In Gold by the Inch the narrator returns to Thailand after a long period spent abroad in America among other places. Part of this time was spent with one or more foreign boyfriends as well. Once home he becomes enamored with a young male prostitute named Thong. In this dynamic, the narrator acts much as a typical western sex tourist would in Thailand, which he finds highly disconcerting because he tries to identify with Thong. As the story unravels, we see more and more how he was treated as a commodity by his former lover, the American Jim. He sees in Thong pieces of himself. Thong is someone with a value attached to him, and he begins to realize that in his relationship with Jim, he was commodified as well. In Thailand, treats Thong as something akin to a valued pssession. Thong allows this, even claims to love the narrator just as he claimed to love Jim, and yet when Thong brings him home to meet his parents, it is clear that the relationship is still uncertain (Chua 32).
In many ways, the narrator acts as a westerner indulging in the sex tourism industry of his old home. He speaks English well, and he has money which he can afford to lavish on Thong as he was once lavishly provided for by his own American lover Jim. He sees the landscape of his home as alien. Finally, he is forced to admit that "in the end, you are just an American darker than the rest, doing things in Thailand you can never do at home" (Chua 201). This statement leaves no room for ambiguity in the narrator's own thoughts as to what he is, in relation to Thailand. He realizes that while he has the skin of a native Thai or Malaysian, he is American in every other sense. He is not returning to it as a citizen, though he may wish he could. What he has discovered is that he has no claim to that heritage. While he can play the part of a Thai native as he does when he tricks a Danish tourist, he knows he is far removed from the life of a Thai citizen (Chua 114-115). Indeed, his poor grasp of the language prevents him from convincing any Thais of his own authenticity. Essentially, he is a tourist, using Thailand to fulfill his desires for sex and identity, but in the end neither of these pursuits are especially satisfying.

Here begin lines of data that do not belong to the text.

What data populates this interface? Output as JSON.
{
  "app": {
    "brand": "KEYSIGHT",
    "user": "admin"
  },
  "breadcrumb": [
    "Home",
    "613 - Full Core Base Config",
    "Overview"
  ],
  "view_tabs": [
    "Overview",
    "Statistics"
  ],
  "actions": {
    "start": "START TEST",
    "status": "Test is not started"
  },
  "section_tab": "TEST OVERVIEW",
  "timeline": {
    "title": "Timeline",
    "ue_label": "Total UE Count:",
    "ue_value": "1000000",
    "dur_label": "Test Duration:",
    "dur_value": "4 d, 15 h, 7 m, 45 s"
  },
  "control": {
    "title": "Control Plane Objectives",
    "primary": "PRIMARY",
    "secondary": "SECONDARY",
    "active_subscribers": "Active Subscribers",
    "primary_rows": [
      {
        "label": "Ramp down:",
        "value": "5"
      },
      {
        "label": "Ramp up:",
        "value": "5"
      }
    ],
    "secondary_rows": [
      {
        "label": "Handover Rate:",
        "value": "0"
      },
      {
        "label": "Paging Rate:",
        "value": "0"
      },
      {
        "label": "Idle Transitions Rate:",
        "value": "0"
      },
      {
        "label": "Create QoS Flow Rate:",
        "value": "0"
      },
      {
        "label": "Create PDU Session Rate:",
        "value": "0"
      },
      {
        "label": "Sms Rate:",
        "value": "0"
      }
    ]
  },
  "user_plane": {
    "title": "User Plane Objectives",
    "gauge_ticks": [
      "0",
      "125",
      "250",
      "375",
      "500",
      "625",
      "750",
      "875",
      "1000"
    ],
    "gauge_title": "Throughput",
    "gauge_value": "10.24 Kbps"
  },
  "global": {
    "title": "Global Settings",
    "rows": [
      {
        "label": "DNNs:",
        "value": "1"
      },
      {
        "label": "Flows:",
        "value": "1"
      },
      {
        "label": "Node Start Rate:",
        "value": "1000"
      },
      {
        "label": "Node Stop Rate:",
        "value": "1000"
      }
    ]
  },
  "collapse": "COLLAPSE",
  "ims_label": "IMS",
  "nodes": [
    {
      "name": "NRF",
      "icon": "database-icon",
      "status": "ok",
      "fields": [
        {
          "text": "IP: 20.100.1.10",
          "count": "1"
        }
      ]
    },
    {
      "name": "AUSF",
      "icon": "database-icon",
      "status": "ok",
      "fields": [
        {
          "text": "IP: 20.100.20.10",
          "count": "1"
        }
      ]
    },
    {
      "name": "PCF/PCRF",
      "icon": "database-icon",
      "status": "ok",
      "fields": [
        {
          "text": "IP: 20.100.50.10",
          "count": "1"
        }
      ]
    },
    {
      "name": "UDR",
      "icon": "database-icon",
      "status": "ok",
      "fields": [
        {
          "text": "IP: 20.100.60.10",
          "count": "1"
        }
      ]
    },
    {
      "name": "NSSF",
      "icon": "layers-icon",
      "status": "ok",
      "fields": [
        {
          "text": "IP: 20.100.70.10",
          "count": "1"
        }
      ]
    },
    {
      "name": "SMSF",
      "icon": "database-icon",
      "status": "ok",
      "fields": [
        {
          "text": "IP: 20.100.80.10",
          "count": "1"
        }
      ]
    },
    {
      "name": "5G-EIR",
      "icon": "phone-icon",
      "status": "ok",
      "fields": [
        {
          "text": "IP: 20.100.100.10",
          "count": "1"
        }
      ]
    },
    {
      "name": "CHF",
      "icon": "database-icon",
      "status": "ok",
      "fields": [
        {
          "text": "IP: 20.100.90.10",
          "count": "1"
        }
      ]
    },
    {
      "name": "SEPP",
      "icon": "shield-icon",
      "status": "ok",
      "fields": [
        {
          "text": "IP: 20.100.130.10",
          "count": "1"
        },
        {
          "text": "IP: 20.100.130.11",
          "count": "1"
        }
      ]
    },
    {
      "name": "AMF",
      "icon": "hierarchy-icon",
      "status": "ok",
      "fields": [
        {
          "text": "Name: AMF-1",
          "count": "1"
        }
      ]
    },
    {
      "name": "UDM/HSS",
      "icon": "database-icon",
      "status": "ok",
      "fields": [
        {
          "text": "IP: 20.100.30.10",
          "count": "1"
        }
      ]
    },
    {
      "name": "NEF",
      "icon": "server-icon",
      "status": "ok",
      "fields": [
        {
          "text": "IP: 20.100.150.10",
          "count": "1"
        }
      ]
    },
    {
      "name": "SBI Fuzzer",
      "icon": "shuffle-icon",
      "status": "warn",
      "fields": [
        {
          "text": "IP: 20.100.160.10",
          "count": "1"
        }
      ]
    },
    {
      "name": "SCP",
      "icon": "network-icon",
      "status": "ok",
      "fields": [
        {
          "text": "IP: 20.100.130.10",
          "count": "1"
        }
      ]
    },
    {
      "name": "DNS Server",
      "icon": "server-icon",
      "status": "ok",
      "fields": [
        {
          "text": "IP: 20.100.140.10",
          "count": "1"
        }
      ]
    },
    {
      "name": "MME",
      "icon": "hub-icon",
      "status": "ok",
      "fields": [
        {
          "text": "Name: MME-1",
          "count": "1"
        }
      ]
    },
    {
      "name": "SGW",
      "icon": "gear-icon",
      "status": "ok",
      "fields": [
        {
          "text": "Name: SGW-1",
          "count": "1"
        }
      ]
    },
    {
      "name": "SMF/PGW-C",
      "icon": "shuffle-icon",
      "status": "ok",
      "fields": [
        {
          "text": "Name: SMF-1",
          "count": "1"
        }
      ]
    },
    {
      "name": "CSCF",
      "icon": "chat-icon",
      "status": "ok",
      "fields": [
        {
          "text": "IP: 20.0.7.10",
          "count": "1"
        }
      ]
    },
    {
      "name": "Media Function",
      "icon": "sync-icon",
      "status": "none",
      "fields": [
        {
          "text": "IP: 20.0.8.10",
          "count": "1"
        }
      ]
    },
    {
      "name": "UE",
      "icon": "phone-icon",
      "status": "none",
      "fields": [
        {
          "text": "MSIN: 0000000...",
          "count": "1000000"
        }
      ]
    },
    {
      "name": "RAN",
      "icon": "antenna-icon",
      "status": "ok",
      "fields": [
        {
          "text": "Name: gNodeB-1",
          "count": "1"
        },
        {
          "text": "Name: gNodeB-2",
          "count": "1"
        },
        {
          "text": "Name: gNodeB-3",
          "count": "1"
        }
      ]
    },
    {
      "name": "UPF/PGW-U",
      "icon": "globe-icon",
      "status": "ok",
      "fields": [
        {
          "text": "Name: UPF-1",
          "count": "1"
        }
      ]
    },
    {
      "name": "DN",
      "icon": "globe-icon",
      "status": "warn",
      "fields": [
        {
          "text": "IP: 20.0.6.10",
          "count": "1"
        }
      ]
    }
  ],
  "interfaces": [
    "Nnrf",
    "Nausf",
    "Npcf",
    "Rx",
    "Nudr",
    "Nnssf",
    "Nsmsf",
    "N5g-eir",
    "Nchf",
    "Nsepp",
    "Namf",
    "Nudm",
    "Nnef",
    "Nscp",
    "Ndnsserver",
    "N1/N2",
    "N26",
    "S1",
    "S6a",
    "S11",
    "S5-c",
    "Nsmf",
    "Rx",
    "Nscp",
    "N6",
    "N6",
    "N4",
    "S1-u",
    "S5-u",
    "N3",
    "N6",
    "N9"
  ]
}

Chua, Lawrence. Gold by the Inch. New York: Grove Press, 1999.
Last modified 8 January 2005